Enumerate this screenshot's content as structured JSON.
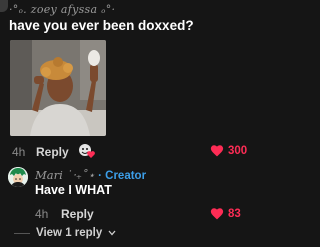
{
  "comment": {
    "username": "·°ₒ. zoey afyssa ₒ°·",
    "text": "have you ever been doxxed?",
    "time": "4h",
    "reply_label": "Reply",
    "likes": "300",
    "reaction_icon": "emoji-reaction-icon"
  },
  "reply": {
    "username": "Mari ˙‧₊˚⋆",
    "creator_sep": "·",
    "creator_label": "Creator",
    "text": "Have I WHAT",
    "time": "4h",
    "reply_label": "Reply",
    "likes": "83"
  },
  "thread": {
    "view_replies": "View 1 reply"
  },
  "colors": {
    "background": "#151515",
    "like": "#fe2c55",
    "creator": "#3c9ee8"
  }
}
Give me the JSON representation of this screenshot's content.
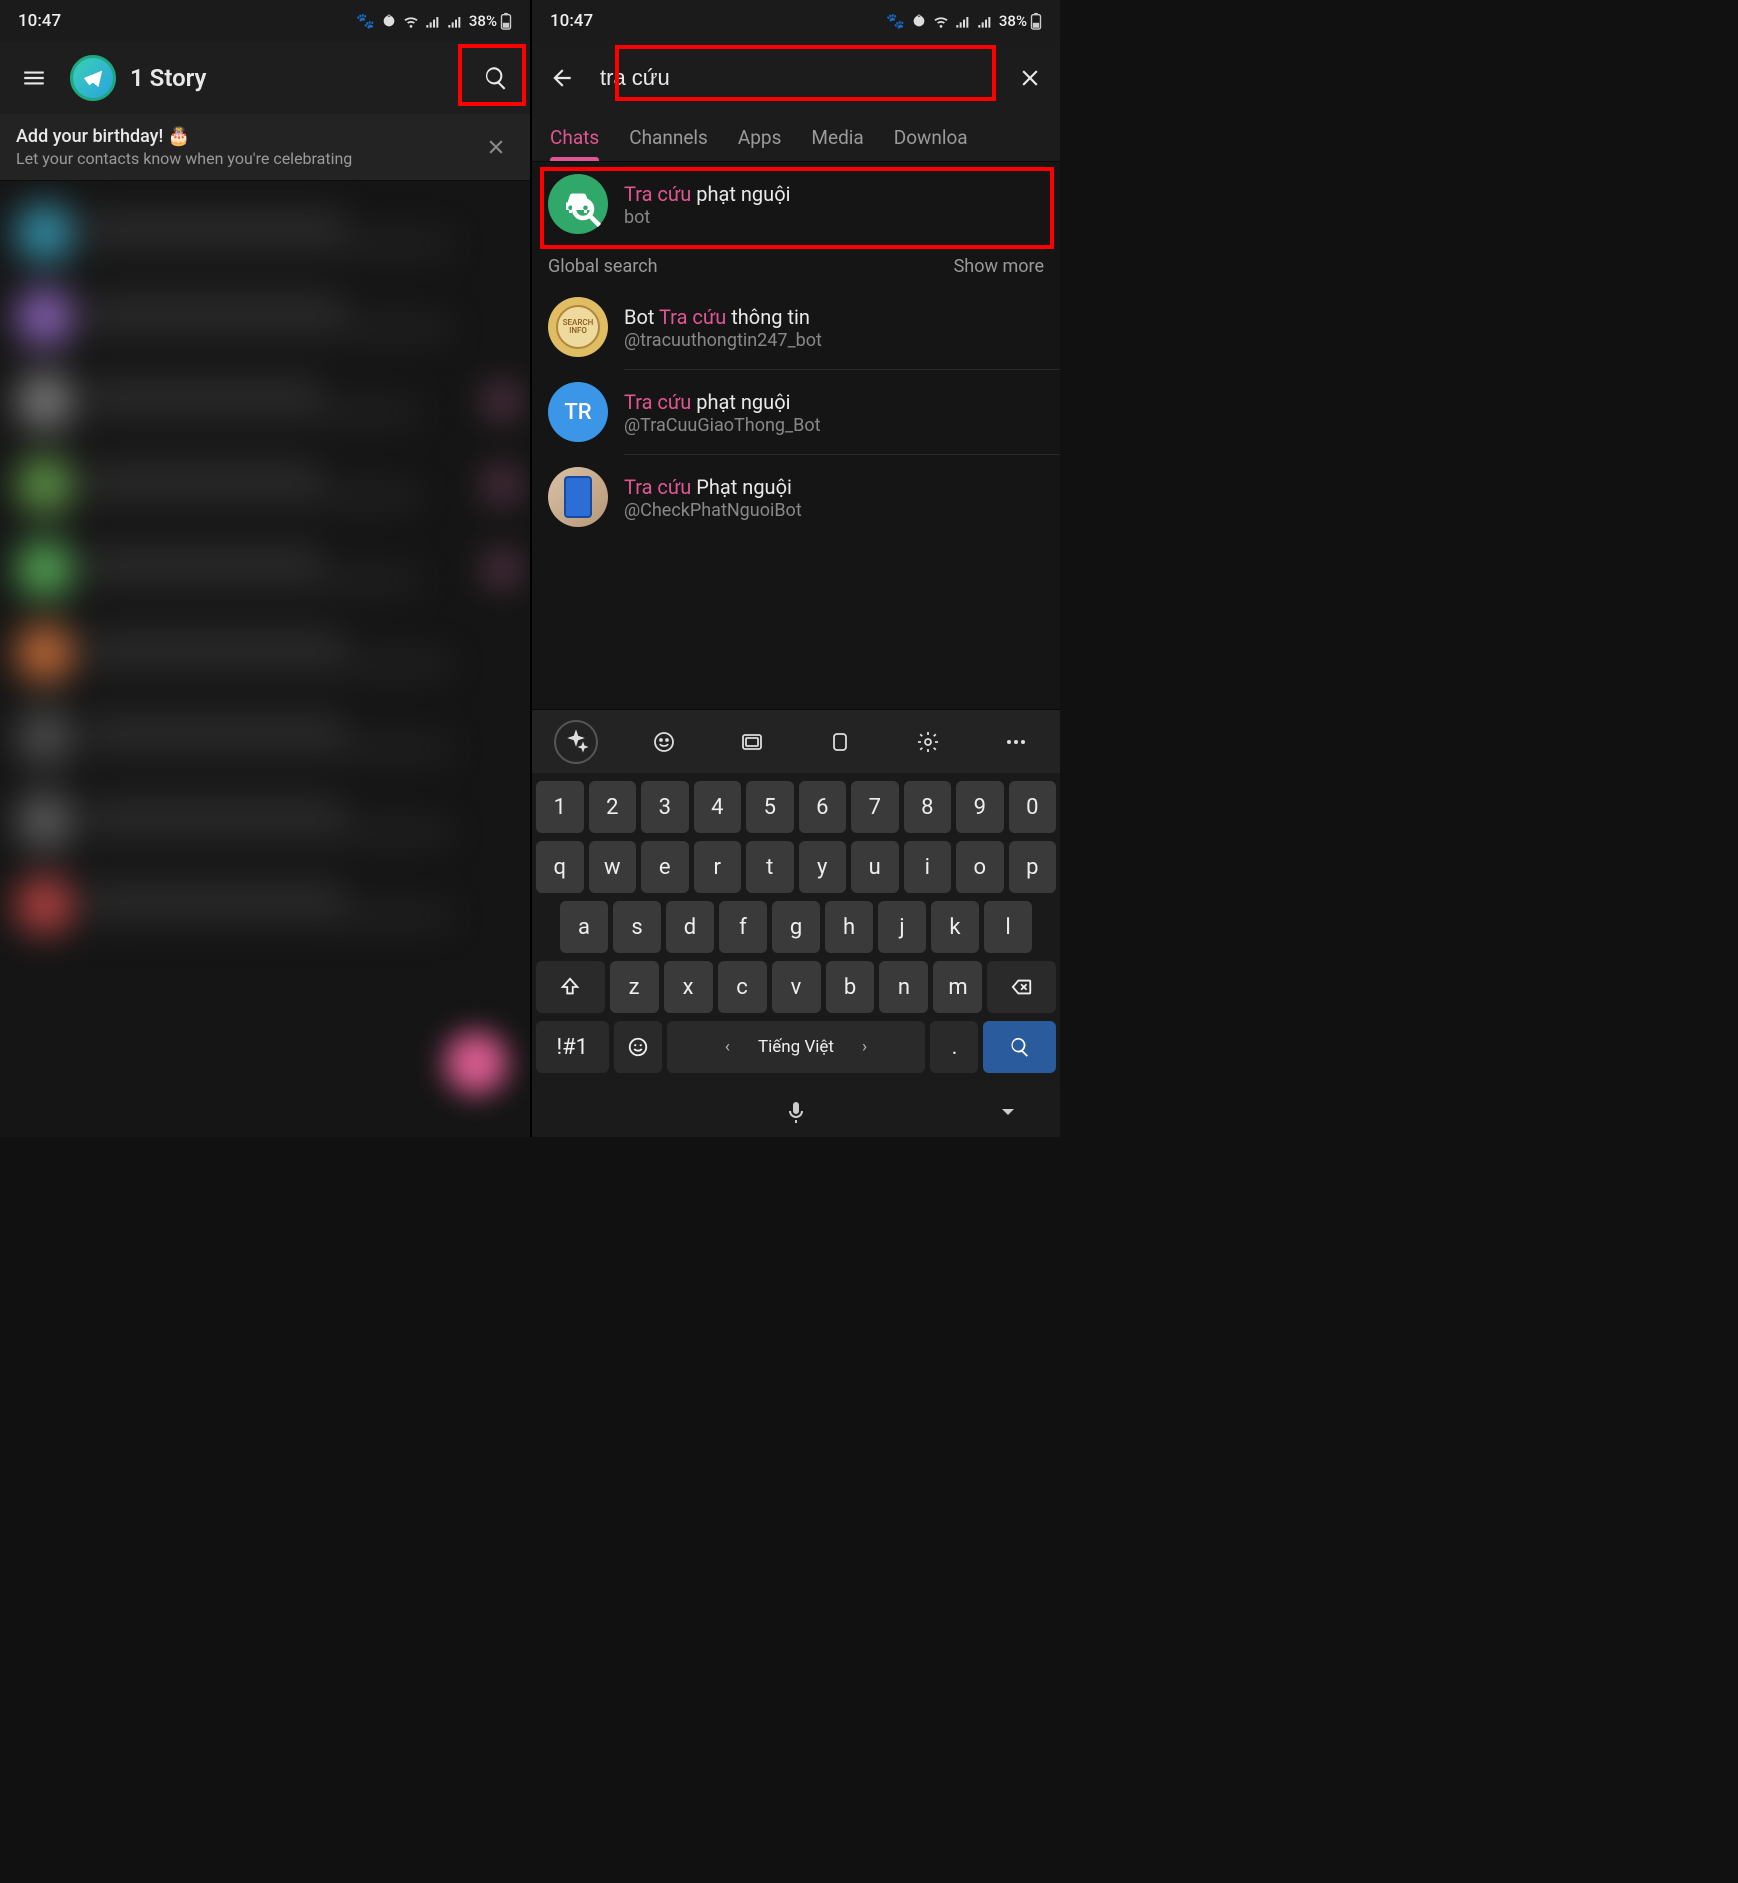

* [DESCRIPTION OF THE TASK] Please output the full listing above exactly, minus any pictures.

* [ANSWER SECTION]
Enumerate this screenshot's content as structured JSON.
{
  "comment": {
    "username": "·°ₒ. zoey afyssa ₒ°·",
    "text": "have you ever been doxxed?",
    "time": "4h",
    "reply_label": "Reply",
    "likes": "300",
    "reaction_icon": "emoji-reaction-icon"
  },
  "reply": {
    "username": "Mari ˙‧₊˚⋆",
    "creator_sep": "·",
    "creator_label": "Creator",
    "text": "Have I WHAT",
    "time": "4h",
    "reply_label": "Reply",
    "likes": "83"
  },
  "thread": {
    "view_replies": "View 1 reply"
  },
  "colors": {
    "background": "#151515",
    "like": "#fe2c55",
    "creator": "#3c9ee8"
  }
}
Give me the JSON representation of this screenshot's content.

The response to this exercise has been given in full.